iprange rule might be slightly faster than two CIDR rules, but the difference is so small it will likely be unnoticeable. Unless you're routing multiple gigabits per second, it's not worth trying to optimize here, and if you are, you should probably buy a purpose-built router anyway.
I recommend you use CIDR comparisons anyway, as this will be faster if you ever add disjoint ranges (and you probably will sooner or later). And it's cleaner and easier to understand.
What's going on here?
Let's say you are comparing an IP address 192.0.2.87 to a network and prefix of 192.0.2.0/24. First, the prefix is used as the netmask, which is literally the 32-bit value with the bits on the network side set to 1 and on the host side set to 0. So /24 would have been written 255.255.255.0, though internally it, and the IP address and network, are stored as raw 32-bit values. (I'm ignoring endianness here as it's not relevant to understanding how this works.)
What happens is that the IP address will be bitwise ANDed with the netmask, and the result compared to the network. If they are the same, then the IP address is within the network/prefix.
In the IP range, you need two comparisons. In this case, the IP address is first compared to the starting IP address. If it is greater or equal, we continue on and compare it to the ending IP address. If it is less or equal, we have a match.

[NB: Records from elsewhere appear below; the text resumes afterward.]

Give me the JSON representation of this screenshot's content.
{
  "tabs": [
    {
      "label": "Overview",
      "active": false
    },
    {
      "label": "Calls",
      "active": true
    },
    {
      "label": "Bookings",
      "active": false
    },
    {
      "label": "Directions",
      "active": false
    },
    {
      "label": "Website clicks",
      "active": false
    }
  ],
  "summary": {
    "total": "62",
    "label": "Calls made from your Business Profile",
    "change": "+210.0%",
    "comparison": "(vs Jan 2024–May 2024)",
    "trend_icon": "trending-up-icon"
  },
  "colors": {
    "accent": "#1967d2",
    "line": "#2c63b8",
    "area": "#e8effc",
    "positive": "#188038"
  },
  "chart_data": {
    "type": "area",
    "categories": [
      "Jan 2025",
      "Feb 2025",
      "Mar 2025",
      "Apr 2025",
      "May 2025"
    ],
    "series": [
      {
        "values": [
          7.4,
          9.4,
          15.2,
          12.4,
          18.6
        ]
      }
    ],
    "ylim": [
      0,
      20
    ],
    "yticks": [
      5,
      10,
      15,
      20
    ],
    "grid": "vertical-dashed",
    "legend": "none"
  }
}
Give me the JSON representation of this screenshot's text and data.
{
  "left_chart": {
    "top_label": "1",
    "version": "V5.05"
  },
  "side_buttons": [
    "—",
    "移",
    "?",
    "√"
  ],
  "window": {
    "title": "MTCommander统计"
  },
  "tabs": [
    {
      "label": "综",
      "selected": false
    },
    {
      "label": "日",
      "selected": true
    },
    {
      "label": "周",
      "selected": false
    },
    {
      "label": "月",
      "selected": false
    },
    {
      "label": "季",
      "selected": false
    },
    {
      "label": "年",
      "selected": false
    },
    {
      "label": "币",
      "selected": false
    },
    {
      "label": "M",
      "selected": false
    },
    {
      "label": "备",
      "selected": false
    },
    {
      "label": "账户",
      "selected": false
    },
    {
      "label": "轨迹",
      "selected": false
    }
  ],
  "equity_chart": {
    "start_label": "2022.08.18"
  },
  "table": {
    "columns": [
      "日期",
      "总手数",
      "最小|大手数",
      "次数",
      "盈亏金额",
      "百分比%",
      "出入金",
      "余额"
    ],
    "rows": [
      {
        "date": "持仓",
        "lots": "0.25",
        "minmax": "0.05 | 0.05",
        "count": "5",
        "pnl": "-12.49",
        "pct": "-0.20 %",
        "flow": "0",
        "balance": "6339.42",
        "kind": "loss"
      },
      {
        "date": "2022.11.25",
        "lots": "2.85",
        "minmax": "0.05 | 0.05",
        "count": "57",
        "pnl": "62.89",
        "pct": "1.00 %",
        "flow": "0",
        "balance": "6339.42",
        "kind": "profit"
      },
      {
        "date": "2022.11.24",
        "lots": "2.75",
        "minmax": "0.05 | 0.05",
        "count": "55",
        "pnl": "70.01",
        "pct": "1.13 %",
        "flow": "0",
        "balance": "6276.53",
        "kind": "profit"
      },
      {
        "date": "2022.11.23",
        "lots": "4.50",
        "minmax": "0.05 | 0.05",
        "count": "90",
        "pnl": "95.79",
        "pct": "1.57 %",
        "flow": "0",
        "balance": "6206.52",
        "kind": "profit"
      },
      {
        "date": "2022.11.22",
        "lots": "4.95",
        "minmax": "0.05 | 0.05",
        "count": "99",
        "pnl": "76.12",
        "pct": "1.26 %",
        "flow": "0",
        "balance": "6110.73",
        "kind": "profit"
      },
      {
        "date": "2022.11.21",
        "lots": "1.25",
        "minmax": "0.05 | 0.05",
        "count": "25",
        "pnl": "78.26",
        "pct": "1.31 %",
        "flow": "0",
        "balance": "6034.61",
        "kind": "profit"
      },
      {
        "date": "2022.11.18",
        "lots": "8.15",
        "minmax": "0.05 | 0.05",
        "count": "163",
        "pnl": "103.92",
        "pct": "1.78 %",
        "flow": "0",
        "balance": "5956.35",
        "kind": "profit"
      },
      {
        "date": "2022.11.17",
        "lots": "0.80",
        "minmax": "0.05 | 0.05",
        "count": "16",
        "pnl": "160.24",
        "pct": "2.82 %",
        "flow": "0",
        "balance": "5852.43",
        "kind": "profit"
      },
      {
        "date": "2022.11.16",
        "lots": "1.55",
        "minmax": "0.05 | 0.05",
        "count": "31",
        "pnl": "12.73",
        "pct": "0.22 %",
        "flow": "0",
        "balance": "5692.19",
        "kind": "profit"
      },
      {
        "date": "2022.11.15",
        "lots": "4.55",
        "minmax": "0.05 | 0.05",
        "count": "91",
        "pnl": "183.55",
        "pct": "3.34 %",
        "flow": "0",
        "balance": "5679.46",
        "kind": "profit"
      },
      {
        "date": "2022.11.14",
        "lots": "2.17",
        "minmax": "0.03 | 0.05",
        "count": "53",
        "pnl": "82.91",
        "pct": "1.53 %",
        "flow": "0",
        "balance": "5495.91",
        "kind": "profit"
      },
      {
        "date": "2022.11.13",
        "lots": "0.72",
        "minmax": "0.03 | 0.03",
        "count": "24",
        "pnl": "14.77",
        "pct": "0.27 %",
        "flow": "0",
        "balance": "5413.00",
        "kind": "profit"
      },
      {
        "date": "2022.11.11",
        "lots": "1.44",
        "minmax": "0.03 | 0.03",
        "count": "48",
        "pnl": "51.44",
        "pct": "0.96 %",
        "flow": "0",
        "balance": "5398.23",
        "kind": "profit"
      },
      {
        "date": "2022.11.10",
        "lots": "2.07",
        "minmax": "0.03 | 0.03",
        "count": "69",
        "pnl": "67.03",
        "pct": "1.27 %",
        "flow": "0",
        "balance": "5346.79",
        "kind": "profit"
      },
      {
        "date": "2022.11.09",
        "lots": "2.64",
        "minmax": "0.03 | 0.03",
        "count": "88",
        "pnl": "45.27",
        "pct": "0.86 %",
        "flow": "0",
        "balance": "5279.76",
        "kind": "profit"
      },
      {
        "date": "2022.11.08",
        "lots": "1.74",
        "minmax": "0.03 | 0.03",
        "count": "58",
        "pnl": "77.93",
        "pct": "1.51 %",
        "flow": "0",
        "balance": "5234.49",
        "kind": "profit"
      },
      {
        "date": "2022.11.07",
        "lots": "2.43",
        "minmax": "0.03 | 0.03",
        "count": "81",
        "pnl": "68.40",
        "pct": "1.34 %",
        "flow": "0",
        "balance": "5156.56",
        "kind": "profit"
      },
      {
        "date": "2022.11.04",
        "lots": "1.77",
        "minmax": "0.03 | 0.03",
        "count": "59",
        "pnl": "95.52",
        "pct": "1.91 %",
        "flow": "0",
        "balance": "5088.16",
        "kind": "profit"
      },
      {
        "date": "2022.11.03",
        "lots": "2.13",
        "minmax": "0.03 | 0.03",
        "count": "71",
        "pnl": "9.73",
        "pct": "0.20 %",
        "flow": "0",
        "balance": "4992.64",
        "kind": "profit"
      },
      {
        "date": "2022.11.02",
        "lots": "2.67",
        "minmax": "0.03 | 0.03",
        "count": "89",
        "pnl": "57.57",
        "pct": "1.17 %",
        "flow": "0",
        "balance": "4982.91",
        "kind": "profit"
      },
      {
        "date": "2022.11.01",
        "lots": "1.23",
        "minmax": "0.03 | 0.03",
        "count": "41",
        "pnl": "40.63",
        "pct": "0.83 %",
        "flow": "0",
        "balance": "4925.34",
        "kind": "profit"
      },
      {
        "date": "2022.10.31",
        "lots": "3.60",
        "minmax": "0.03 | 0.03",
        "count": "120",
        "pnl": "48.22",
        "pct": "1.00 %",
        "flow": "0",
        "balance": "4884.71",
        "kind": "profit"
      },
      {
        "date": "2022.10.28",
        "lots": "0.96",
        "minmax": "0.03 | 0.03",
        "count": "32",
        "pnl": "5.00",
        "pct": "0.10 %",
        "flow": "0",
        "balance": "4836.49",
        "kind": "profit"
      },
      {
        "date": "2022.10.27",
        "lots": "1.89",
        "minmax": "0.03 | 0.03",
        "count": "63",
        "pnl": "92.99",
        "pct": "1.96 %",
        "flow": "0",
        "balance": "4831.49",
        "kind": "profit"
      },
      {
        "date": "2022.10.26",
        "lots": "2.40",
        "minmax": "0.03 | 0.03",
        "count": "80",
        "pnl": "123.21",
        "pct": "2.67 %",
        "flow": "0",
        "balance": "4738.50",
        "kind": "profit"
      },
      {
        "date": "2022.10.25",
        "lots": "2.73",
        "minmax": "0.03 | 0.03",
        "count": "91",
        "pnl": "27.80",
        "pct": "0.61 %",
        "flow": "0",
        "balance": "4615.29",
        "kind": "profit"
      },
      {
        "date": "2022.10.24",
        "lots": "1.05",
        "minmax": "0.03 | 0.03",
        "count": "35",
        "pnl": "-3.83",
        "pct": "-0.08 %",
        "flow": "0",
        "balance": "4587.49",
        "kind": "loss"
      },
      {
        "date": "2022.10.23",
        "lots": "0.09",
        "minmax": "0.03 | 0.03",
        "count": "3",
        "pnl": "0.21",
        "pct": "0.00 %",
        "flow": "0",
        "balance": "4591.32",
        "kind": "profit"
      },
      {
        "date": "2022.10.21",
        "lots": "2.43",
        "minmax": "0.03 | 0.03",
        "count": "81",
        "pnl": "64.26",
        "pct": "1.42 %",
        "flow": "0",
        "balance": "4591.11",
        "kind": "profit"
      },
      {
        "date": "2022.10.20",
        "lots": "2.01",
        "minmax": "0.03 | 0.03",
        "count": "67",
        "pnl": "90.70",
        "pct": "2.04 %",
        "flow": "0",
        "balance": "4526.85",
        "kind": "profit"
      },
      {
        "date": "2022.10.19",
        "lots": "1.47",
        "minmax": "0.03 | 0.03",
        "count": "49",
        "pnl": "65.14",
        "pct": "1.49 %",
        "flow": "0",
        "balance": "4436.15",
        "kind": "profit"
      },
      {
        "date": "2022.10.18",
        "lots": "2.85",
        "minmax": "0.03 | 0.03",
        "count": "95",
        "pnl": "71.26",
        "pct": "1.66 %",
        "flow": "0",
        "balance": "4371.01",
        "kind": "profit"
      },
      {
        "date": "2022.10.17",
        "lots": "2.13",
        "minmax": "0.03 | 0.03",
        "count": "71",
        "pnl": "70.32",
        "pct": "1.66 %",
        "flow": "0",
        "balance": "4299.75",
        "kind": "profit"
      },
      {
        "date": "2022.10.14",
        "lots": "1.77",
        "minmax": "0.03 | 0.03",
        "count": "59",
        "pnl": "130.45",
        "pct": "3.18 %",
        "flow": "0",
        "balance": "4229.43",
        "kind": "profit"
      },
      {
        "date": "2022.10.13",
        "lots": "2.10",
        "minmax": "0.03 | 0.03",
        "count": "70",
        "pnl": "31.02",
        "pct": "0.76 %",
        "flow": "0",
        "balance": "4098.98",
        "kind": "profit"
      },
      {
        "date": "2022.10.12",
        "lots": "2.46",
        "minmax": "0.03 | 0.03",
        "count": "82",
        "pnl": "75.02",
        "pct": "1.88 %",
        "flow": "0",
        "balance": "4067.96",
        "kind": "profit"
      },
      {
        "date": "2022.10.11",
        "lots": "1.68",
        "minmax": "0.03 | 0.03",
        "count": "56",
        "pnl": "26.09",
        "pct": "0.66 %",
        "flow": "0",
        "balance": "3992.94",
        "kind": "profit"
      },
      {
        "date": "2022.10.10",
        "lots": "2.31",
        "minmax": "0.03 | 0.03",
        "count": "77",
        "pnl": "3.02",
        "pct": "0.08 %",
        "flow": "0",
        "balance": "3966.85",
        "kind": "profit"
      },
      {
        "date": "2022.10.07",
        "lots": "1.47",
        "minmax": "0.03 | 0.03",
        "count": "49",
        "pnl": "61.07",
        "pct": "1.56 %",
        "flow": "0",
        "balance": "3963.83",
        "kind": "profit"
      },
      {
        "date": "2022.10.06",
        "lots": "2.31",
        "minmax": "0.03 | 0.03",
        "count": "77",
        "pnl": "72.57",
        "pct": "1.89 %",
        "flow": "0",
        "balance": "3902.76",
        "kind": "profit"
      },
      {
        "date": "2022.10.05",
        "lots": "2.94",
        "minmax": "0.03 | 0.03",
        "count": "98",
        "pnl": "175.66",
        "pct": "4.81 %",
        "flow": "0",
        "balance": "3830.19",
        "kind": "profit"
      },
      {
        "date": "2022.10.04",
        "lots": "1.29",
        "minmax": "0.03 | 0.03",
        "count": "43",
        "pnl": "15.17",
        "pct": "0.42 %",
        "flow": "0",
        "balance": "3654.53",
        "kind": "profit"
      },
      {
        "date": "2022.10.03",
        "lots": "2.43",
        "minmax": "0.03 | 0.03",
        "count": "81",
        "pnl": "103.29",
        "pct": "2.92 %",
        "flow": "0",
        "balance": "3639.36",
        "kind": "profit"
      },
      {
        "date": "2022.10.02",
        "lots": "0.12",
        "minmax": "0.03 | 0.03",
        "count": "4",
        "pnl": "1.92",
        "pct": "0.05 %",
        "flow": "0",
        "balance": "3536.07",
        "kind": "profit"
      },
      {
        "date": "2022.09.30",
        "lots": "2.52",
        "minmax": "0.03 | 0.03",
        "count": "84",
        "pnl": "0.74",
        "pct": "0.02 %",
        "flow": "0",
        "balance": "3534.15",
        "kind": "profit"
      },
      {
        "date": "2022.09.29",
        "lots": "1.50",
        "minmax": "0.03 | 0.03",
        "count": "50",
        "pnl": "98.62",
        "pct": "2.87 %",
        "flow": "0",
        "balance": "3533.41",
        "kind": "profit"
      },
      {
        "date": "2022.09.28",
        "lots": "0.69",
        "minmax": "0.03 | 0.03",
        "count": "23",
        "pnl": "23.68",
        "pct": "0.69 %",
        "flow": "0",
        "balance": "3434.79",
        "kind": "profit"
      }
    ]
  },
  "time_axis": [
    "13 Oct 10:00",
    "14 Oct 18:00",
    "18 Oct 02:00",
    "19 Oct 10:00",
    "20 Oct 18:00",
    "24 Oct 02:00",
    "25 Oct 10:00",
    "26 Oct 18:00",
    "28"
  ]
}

The difference in processor time between these comparisons is negligible, especially since there's a lot of overhead for each rule before you even get to the relevant machine language instructions which do the comparison (register loads, etc).